REQUIRED WORK
If a picture appears among the records, leave it out and set down everything else exactly as it stands.

++++++++++

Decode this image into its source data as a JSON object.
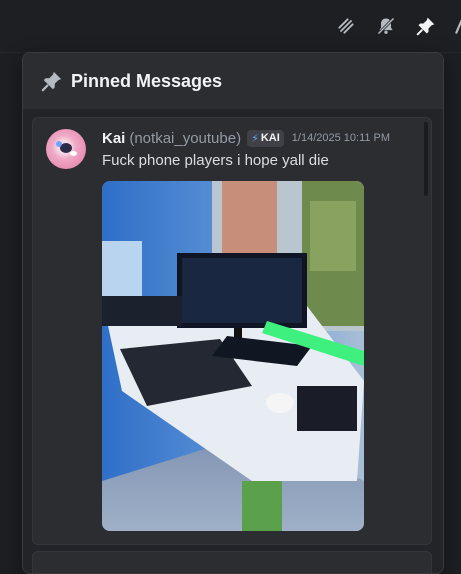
{
  "toolbar": {
    "icons": [
      "threads-icon",
      "notifications-muted-icon",
      "pinned-messages-icon",
      "members-icon"
    ]
  },
  "panel": {
    "title": "Pinned Messages"
  },
  "message": {
    "author": "Kai",
    "handle": "(notkai_youtube)",
    "tag": "KAI",
    "tag_icon": "⚡",
    "timestamp": "1/14/2025 10:11 PM",
    "text": "Fuck phone players i hope yall die",
    "attachment_icon": "photo-of-gaming-desk-setup"
  },
  "colors": {
    "background": "#1e1f22",
    "panel": "#2b2d31",
    "accent_tag": "#5aa8ff"
  }
}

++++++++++

REPLY
Decode this image into its source data as a JSON object.
{
  "toolbar": {
    "icons": [
      "threads-icon",
      "notifications-muted-icon",
      "pinned-messages-icon",
      "members-icon"
    ]
  },
  "panel": {
    "title": "Pinned Messages"
  },
  "message": {
    "author": "Kai",
    "handle": "(notkai_youtube)",
    "tag": "KAI",
    "tag_icon": "⚡",
    "timestamp": "1/14/2025 10:11 PM",
    "text": "Fuck phone players i hope yall die",
    "attachment_icon": "photo-of-gaming-desk-setup"
  },
  "colors": {
    "background": "#1e1f22",
    "panel": "#2b2d31",
    "accent_tag": "#5aa8ff"
  }
}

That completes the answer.